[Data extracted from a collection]
----
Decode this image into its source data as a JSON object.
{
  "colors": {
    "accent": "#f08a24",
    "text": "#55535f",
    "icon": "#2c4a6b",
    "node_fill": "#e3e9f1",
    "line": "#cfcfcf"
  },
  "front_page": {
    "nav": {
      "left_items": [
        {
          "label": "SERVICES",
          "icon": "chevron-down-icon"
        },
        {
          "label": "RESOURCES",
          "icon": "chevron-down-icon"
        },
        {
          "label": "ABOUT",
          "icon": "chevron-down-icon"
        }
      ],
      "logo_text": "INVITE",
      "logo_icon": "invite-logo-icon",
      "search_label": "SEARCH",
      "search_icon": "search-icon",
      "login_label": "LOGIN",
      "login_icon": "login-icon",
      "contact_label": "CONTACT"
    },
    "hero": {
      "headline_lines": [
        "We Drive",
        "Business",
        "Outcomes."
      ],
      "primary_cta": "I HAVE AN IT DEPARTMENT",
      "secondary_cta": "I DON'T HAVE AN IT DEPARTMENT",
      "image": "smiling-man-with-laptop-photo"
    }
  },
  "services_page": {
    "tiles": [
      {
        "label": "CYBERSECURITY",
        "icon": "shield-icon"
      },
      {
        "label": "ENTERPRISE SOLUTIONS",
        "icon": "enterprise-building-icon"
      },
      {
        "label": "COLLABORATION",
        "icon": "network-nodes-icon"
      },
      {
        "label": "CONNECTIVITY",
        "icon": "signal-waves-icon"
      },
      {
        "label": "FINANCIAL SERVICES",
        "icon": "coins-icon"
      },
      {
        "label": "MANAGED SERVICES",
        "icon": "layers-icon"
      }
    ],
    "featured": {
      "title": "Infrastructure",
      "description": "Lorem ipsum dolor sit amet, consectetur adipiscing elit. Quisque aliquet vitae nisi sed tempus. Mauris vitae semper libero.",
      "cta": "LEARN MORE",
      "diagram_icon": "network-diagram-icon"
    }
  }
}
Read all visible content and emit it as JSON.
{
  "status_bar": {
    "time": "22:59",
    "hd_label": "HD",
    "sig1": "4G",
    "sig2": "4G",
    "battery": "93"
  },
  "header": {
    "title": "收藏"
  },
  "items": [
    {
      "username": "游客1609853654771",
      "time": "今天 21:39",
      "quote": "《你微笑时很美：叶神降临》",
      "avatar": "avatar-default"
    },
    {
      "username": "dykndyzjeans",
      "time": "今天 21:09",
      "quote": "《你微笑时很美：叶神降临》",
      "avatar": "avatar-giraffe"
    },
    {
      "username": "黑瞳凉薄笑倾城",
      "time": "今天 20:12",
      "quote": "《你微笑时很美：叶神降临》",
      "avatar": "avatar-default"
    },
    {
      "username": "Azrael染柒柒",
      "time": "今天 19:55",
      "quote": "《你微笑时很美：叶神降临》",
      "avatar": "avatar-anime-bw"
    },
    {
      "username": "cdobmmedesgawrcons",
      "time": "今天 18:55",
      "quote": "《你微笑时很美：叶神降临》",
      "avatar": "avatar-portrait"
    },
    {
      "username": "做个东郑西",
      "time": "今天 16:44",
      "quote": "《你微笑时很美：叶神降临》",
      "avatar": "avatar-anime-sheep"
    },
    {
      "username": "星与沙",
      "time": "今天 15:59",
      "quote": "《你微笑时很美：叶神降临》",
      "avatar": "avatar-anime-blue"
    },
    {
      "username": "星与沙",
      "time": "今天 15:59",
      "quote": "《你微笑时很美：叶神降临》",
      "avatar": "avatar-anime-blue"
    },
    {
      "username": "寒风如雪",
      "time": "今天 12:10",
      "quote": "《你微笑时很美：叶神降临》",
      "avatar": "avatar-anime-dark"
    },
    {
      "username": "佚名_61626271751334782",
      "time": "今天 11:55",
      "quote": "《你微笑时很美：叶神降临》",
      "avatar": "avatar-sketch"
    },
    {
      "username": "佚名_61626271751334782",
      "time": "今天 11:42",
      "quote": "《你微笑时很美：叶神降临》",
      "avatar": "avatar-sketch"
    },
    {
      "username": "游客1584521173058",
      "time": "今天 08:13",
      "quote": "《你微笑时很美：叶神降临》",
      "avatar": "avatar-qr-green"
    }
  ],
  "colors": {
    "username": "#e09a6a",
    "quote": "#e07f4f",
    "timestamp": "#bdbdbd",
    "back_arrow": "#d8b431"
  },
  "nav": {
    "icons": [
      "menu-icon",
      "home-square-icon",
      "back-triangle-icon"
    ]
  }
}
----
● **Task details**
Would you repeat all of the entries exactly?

● **Result**
Decode this image into its source data as a JSON object.
{
  "colors": {
    "accent": "#f08a24",
    "text": "#55535f",
    "icon": "#2c4a6b",
    "node_fill": "#e3e9f1",
    "line": "#cfcfcf"
  },
  "front_page": {
    "nav": {
      "left_items": [
        {
          "label": "SERVICES",
          "icon": "chevron-down-icon"
        },
        {
          "label": "RESOURCES",
          "icon": "chevron-down-icon"
        },
        {
          "label": "ABOUT",
          "icon": "chevron-down-icon"
        }
      ],
      "logo_text": "INVITE",
      "logo_icon": "invite-logo-icon",
      "search_label": "SEARCH",
      "search_icon": "search-icon",
      "login_label": "LOGIN",
      "login_icon": "login-icon",
      "contact_label": "CONTACT"
    },
    "hero": {
      "headline_lines": [
        "We Drive",
        "Business",
        "Outcomes."
      ],
      "primary_cta": "I HAVE AN IT DEPARTMENT",
      "secondary_cta": "I DON'T HAVE AN IT DEPARTMENT",
      "image": "smiling-man-with-laptop-photo"
    }
  },
  "services_page": {
    "tiles": [
      {
        "label": "CYBERSECURITY",
        "icon": "shield-icon"
      },
      {
        "label": "ENTERPRISE SOLUTIONS",
        "icon": "enterprise-building-icon"
      },
      {
        "label": "COLLABORATION",
        "icon": "network-nodes-icon"
      },
      {
        "label": "CONNECTIVITY",
        "icon": "signal-waves-icon"
      },
      {
        "label": "FINANCIAL SERVICES",
        "icon": "coins-icon"
      },
      {
        "label": "MANAGED SERVICES",
        "icon": "layers-icon"
      }
    ],
    "featured": {
      "title": "Infrastructure",
      "description": "Lorem ipsum dolor sit amet, consectetur adipiscing elit. Quisque aliquet vitae nisi sed tempus. Mauris vitae semper libero.",
      "cta": "LEARN MORE",
      "diagram_icon": "network-diagram-icon"
    }
  }
}
Read all visible content and emit it as JSON.
{
  "status_bar": {
    "time": "22:59",
    "hd_label": "HD",
    "sig1": "4G",
    "sig2": "4G",
    "battery": "93"
  },
  "header": {
    "title": "收藏"
  },
  "items": [
    {
      "username": "游客1609853654771",
      "time": "今天 21:39",
      "quote": "《你微笑时很美：叶神降临》",
      "avatar": "avatar-default"
    },
    {
      "username": "dykndyzjeans",
      "time": "今天 21:09",
      "quote": "《你微笑时很美：叶神降临》",
      "avatar": "avatar-giraffe"
    },
    {
      "username": "黑瞳凉薄笑倾城",
      "time": "今天 20:12",
      "quote": "《你微笑时很美：叶神降临》",
      "avatar": "avatar-default"
    },
    {
      "username": "Azrael染柒柒",
      "time": "今天 19:55",
      "quote": "《你微笑时很美：叶神降临》",
      "avatar": "avatar-anime-bw"
    },
    {
      "username": "cdobmmedesgawrcons",
      "time": "今天 18:55",
      "quote": "《你微笑时很美：叶神降临》",
      "avatar": "avatar-portrait"
    },
    {
      "username": "做个东郑西",
      "time": "今天 16:44",
      "quote": "《你微笑时很美：叶神降临》",
      "avatar": "avatar-anime-sheep"
    },
    {
      "username": "星与沙",
      "time": "今天 15:59",
      "quote": "《你微笑时很美：叶神降临》",
      "avatar": "avatar-anime-blue"
    },
    {
      "username": "星与沙",
      "time": "今天 15:59",
      "quote": "《你微笑时很美：叶神降临》",
      "avatar": "avatar-anime-blue"
    },
    {
      "username": "寒风如雪",
      "time": "今天 12:10",
      "quote": "《你微笑时很美：叶神降临》",
      "avatar": "avatar-anime-dark"
    },
    {
      "username": "佚名_61626271751334782",
      "time": "今天 11:55",
      "quote": "《你微笑时很美：叶神降临》",
      "avatar": "avatar-sketch"
    },
    {
      "username": "佚名_61626271751334782",
      "time": "今天 11:42",
      "quote": "《你微笑时很美：叶神降临》",
      "avatar": "avatar-sketch"
    },
    {
      "username": "游客1584521173058",
      "time": "今天 08:13",
      "quote": "《你微笑时很美：叶神降临》",
      "avatar": "avatar-qr-green"
    }
  ],
  "colors": {
    "username": "#e09a6a",
    "quote": "#e07f4f",
    "timestamp": "#bdbdbd",
    "back_arrow": "#d8b431"
  },
  "nav": {
    "icons": [
      "menu-icon",
      "home-square-icon",
      "back-triangle-icon"
    ]
  }
}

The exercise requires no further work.